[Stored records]
● ● ● ●

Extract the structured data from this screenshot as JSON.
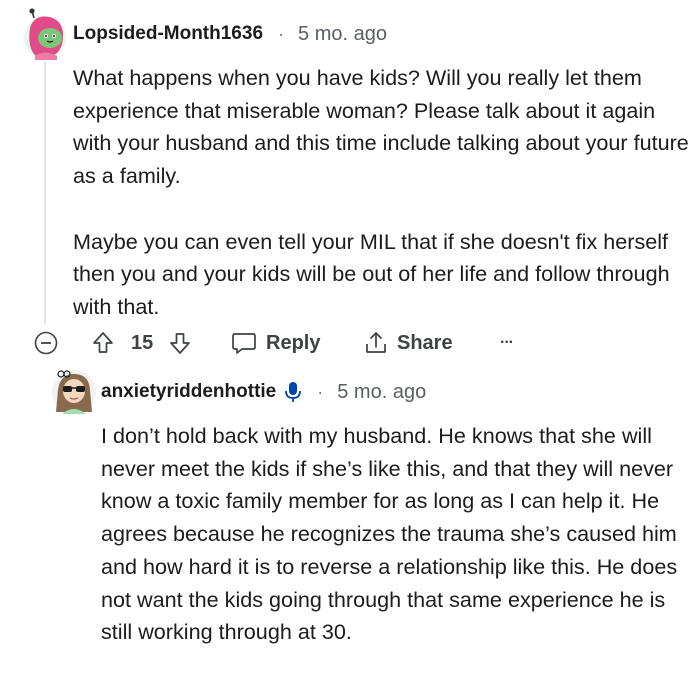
{
  "comments": [
    {
      "username": "Lopsided-Month1636",
      "separator": "·",
      "time": "5 mo. ago",
      "paragraphs": [
        "What happens when you have kids? Will you really let them experience that miserable woman? Please talk about it again with your husband and this time include talking about your future as a family.",
        "Maybe you can even tell your MIL that if she doesn't fix herself then you and your kids will be out of her life and follow through with that."
      ],
      "actions": {
        "vote_count": "15",
        "reply_label": "Reply",
        "share_label": "Share",
        "more_label": "···"
      }
    },
    {
      "username": "anxietyriddenhottie",
      "separator": "·",
      "time": "5 mo. ago",
      "paragraphs": [
        "I don’t hold back with my husband. He knows that she will never meet the kids if she’s like this, and that they will never know a toxic family member for as long as I can help it. He agrees because he recognizes the trauma she’s caused him and how hard it is to reverse a relationship like this. He does not want the kids going through that same experience he is still working through at 30."
      ]
    }
  ],
  "icons": {
    "collapse": "collapse-minus-icon",
    "upvote": "upvote-arrow-icon",
    "downvote": "downvote-arrow-icon",
    "reply": "reply-bubble-icon",
    "share": "share-icon",
    "mic": "microphone-icon"
  },
  "colors": {
    "text": "#1c1c1c",
    "muted": "#5a5f63",
    "thread_line": "#dfe3e6",
    "mic_blue": "#0045ac",
    "avatar1_bg": "#e8f7ea",
    "avatar1_hair": "#e14b8a",
    "avatar2_hair": "#8a6a4e"
  }
}
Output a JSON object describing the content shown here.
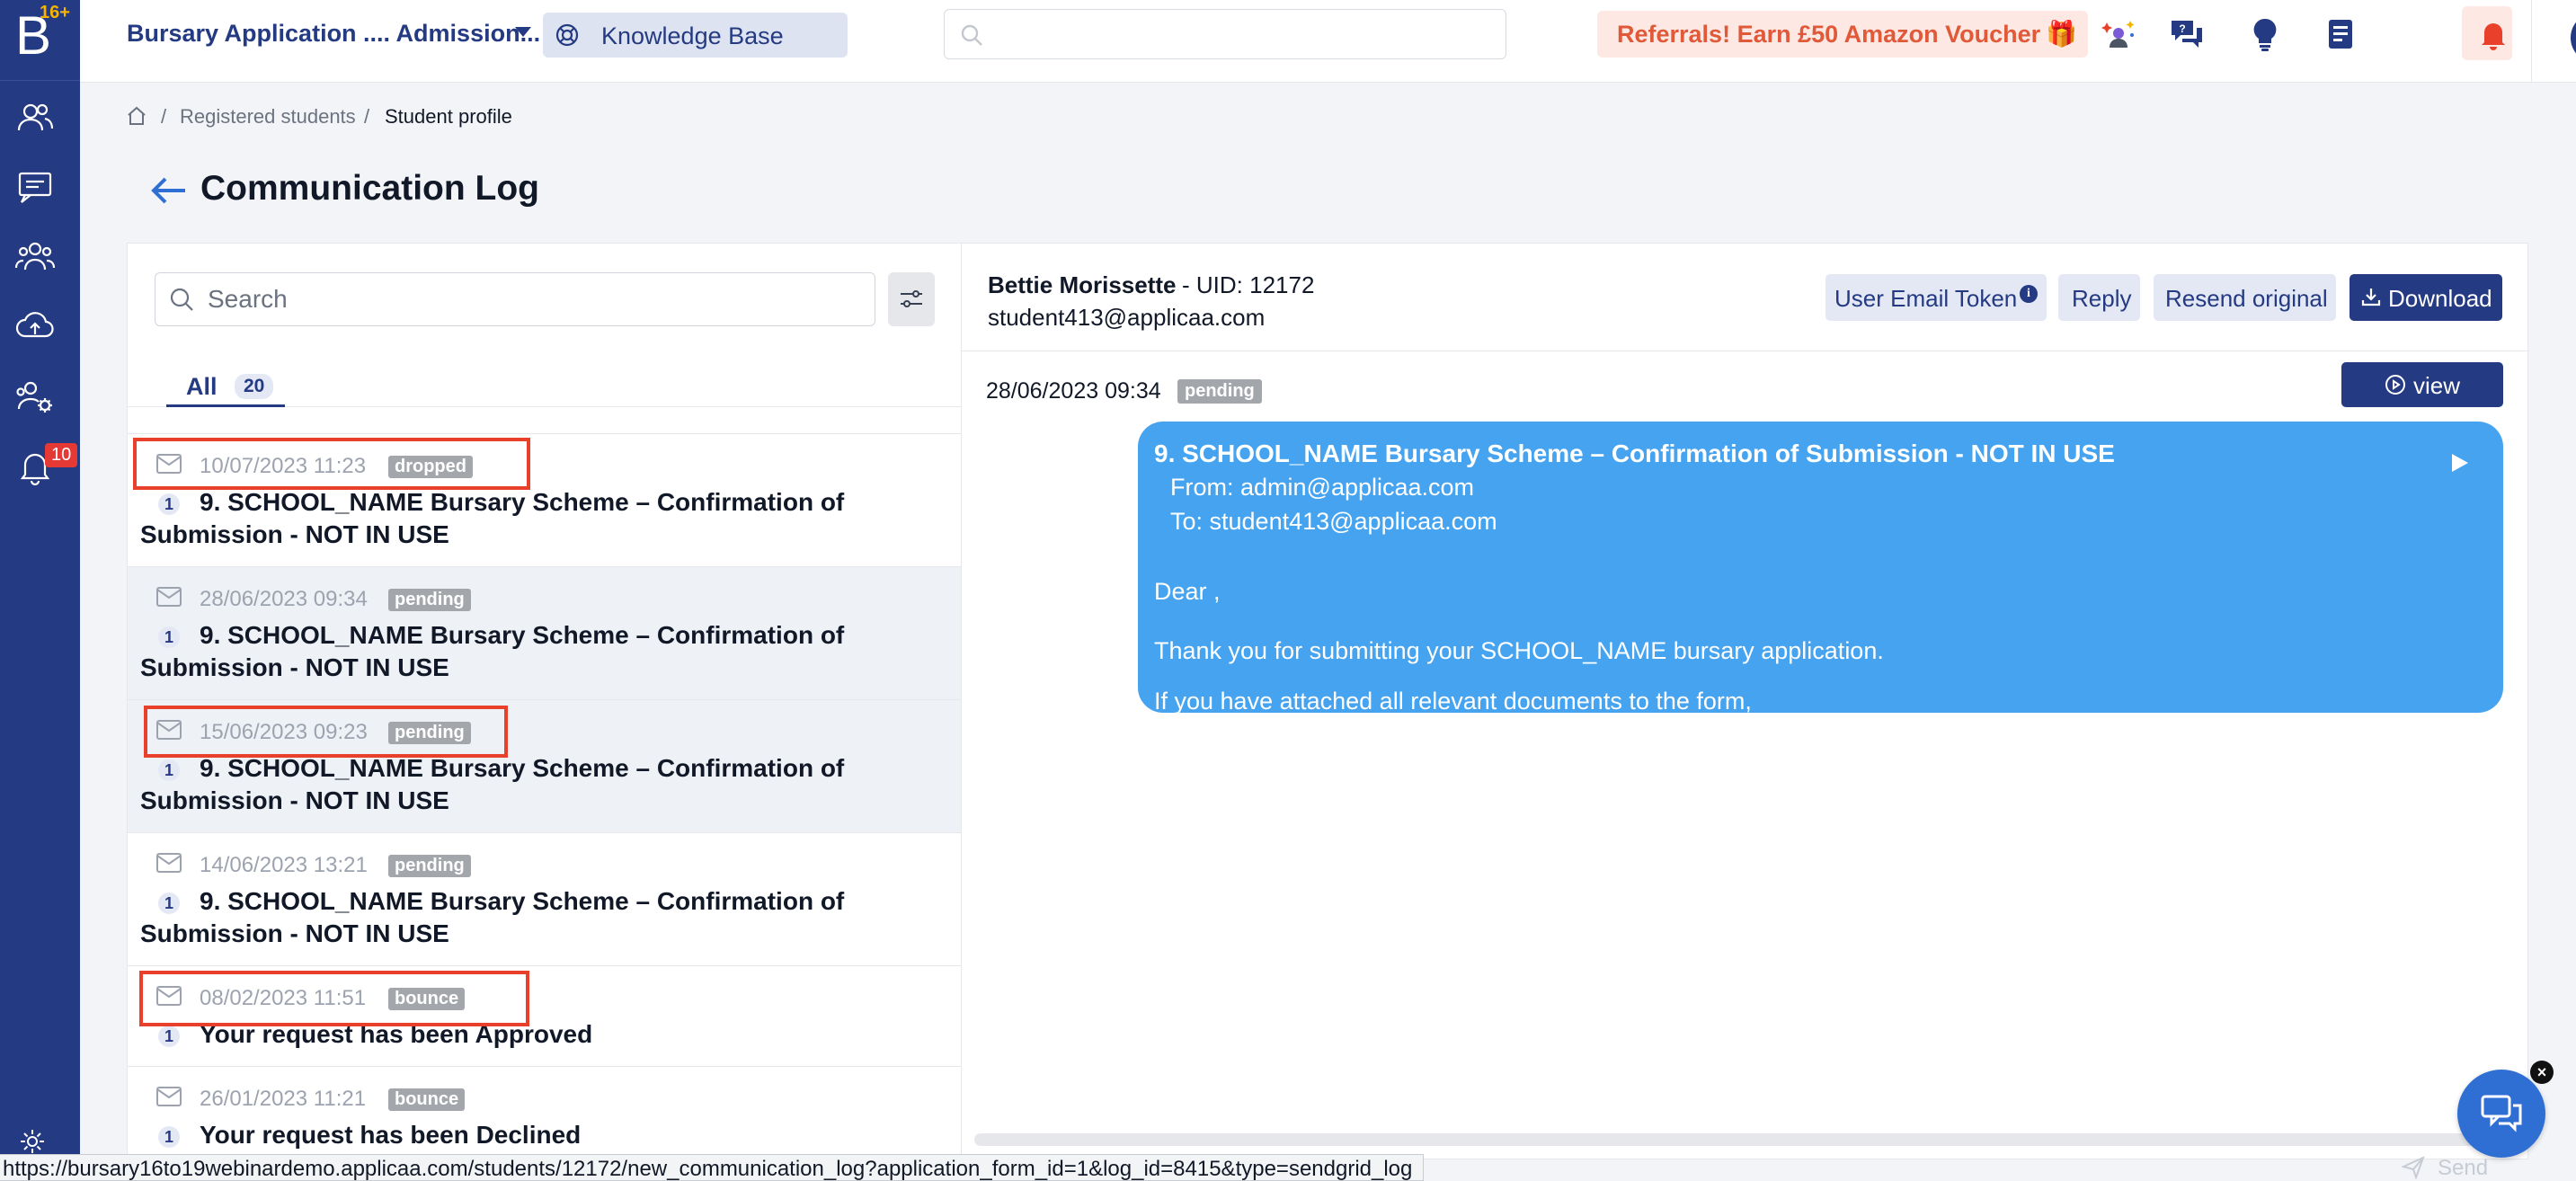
{
  "sidebar": {
    "logo_letter": "B",
    "logo_badge": "16+",
    "items": [
      {
        "icon": "users-icon"
      },
      {
        "icon": "messages-icon"
      },
      {
        "icon": "groups-icon"
      },
      {
        "icon": "upload-cloud-icon"
      },
      {
        "icon": "user-settings-icon"
      },
      {
        "icon": "bell-icon",
        "badge": "10"
      }
    ]
  },
  "topbar": {
    "app_title": "Bursary Application .... Admission...",
    "knowledge_base": "Knowledge Base",
    "search_placeholder": "",
    "referral": "Referrals! Earn £50 Amazon Voucher",
    "referral_icon": "🎁",
    "icons": [
      "ai-sparkle-icon",
      "chat-bubbles-icon",
      "lightbulb-icon",
      "document-icon",
      "bell-alert-icon",
      "user-avatar-icon"
    ]
  },
  "breadcrumb": {
    "items": [
      "Registered students",
      "Student profile"
    ],
    "separator": "/"
  },
  "page": {
    "title": "Communication Log"
  },
  "left": {
    "search_placeholder": "Search",
    "tab": {
      "label": "All",
      "count": "20"
    },
    "logs": [
      {
        "date": "10/07/2023 11:23",
        "status": "dropped",
        "num": "1",
        "subject": "9. SCHOOL_NAME Bursary Scheme – Confirmation of Submission - NOT IN USE",
        "highlighted": true,
        "selected": false
      },
      {
        "date": "28/06/2023 09:34",
        "status": "pending",
        "num": "1",
        "subject": "9. SCHOOL_NAME Bursary Scheme – Confirmation of Submission - NOT IN USE",
        "highlighted": false,
        "selected": true
      },
      {
        "date": "15/06/2023 09:23",
        "status": "pending",
        "num": "1",
        "subject": "9. SCHOOL_NAME Bursary Scheme – Confirmation of Submission - NOT IN USE",
        "highlighted": true,
        "selected": true
      },
      {
        "date": "14/06/2023 13:21",
        "status": "pending",
        "num": "1",
        "subject": "9. SCHOOL_NAME Bursary Scheme – Confirmation of Submission - NOT IN USE",
        "highlighted": false,
        "selected": false
      },
      {
        "date": "08/02/2023 11:51",
        "status": "bounce",
        "num": "1",
        "subject": "Your request has been Approved",
        "highlighted": true,
        "selected": false
      },
      {
        "date": "26/01/2023 11:21",
        "status": "bounce",
        "num": "1",
        "subject": "Your request has been Declined",
        "highlighted": false,
        "selected": false
      }
    ]
  },
  "right": {
    "name": "Bettie Morissette",
    "uid": "- UID: 12172",
    "email": "student413@applicaa.com",
    "buttons": {
      "token": "User Email Token",
      "info": "i",
      "reply": "Reply",
      "resend": "Resend original",
      "download": "Download"
    },
    "message": {
      "date": "28/06/2023 09:34",
      "status": "pending",
      "view": "view",
      "subject": "9. SCHOOL_NAME Bursary Scheme – Confirmation of Submission - NOT IN USE",
      "from": "From: admin@applicaa.com",
      "to": "To: student413@applicaa.com",
      "greeting": "Dear ,",
      "body1": "Thank you for submitting your SCHOOL_NAME bursary application.",
      "body2": "If you have attached all relevant documents to the form,"
    }
  },
  "statusbar": {
    "url": "https://bursary16to19webinardemo.applicaa.com/students/12172/new_communication_log?application_form_id=1&log_id=8415&type=sendgrid_log"
  },
  "chat": {
    "send": "Send",
    "close": "×"
  },
  "colors": {
    "sidebar": "#243a82",
    "accent": "#243a82",
    "bubble": "#45a3f0",
    "highlight": "#e8402a",
    "status_badge": "#a3a6ab",
    "referral_text": "#e05a3a"
  }
}
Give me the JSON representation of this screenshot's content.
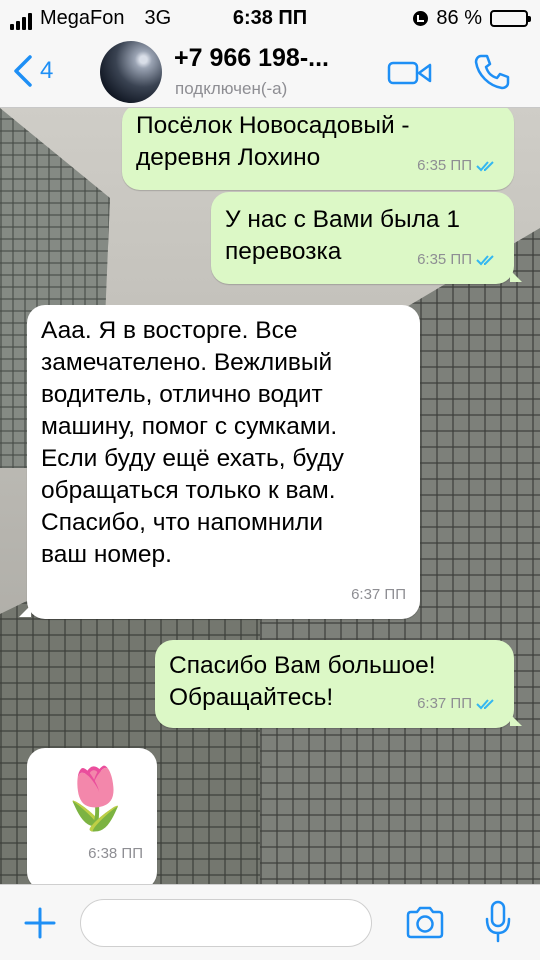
{
  "status_bar": {
    "carrier": "MegaFon",
    "network": "3G",
    "time": "6:38 ПП",
    "battery": "86 %",
    "battery_level": 0.86
  },
  "header": {
    "back_count": "4",
    "contact_name": "+7 966 198-...",
    "contact_status": "подключен(-а)",
    "accent_color": "#1e8ff5"
  },
  "messages": [
    {
      "direction": "out",
      "text": "Посёлок Новосадовый -\nдеревня Лохино",
      "time": "6:35 ПП",
      "read": true
    },
    {
      "direction": "out",
      "text": "У нас с Вами была 1\nперевозка",
      "time": "6:35 ПП",
      "read": true
    },
    {
      "direction": "in",
      "text": "Ааа. Я в восторге. Все\nзамечателено. Вежливый\nводитель, отлично водит\nмашину, помог с сумками.\nЕсли буду ещё ехать, буду\nобращаться только к вам.\nСпасибо, что напомнили\nваш номер.",
      "time": "6:37 ПП"
    },
    {
      "direction": "out",
      "text": "Спасибо Вам большое!\nОбращайтесь!",
      "time": "6:37 ПП",
      "read": true
    },
    {
      "direction": "in",
      "emoji": "🌷",
      "time": "6:38 ПП"
    }
  ],
  "colors": {
    "outgoing_bubble": "#dcf8c6",
    "incoming_bubble": "#ffffff",
    "read_ticks": "#34b7f1"
  },
  "input_bar": {
    "placeholder": ""
  }
}
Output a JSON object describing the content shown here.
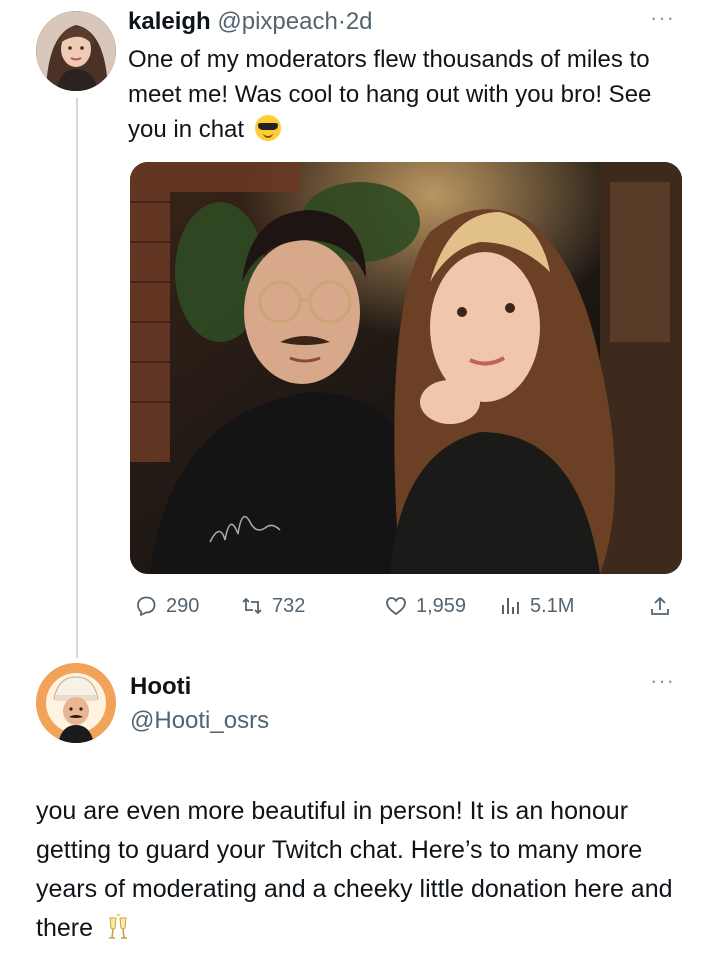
{
  "tweet": {
    "author_name": "kaleigh",
    "author_handle": "@pixpeach",
    "separator": "·",
    "time": "2d",
    "more": "···",
    "text": "One of my moderators flew thousands of miles to meet me! Was cool to hang out with you bro! See you in chat",
    "emoji": "sunglasses-face-icon",
    "media_signature": "kaleigh signature",
    "stats": {
      "replies": "290",
      "retweets": "732",
      "likes": "1,959",
      "views": "5.1M"
    }
  },
  "reply": {
    "author_name": "Hooti",
    "author_handle": "@Hooti_osrs",
    "more": "···",
    "text": "you are even more beautiful in person! It is an honour getting to guard your Twitch chat. Here’s to many more years of moderating and a cheeky little donation here and there",
    "emoji": "clinking-glasses-icon"
  },
  "colors": {
    "text": "#0f1419",
    "secondary": "#536471",
    "thread_line": "#cfd9de"
  }
}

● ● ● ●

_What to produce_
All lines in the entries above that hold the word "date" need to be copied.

_Response_
        "date": "10/07/2023 11:23",
        "date": "28/06/2023 09:34",
        "date": "15/06/2023 09:23",
        "date": "14/06/2023 13:21",
        "date": "08/02/2023 11:51",
        "date": "26/01/2023 11:21",
      "date": "28/06/2023 09:34",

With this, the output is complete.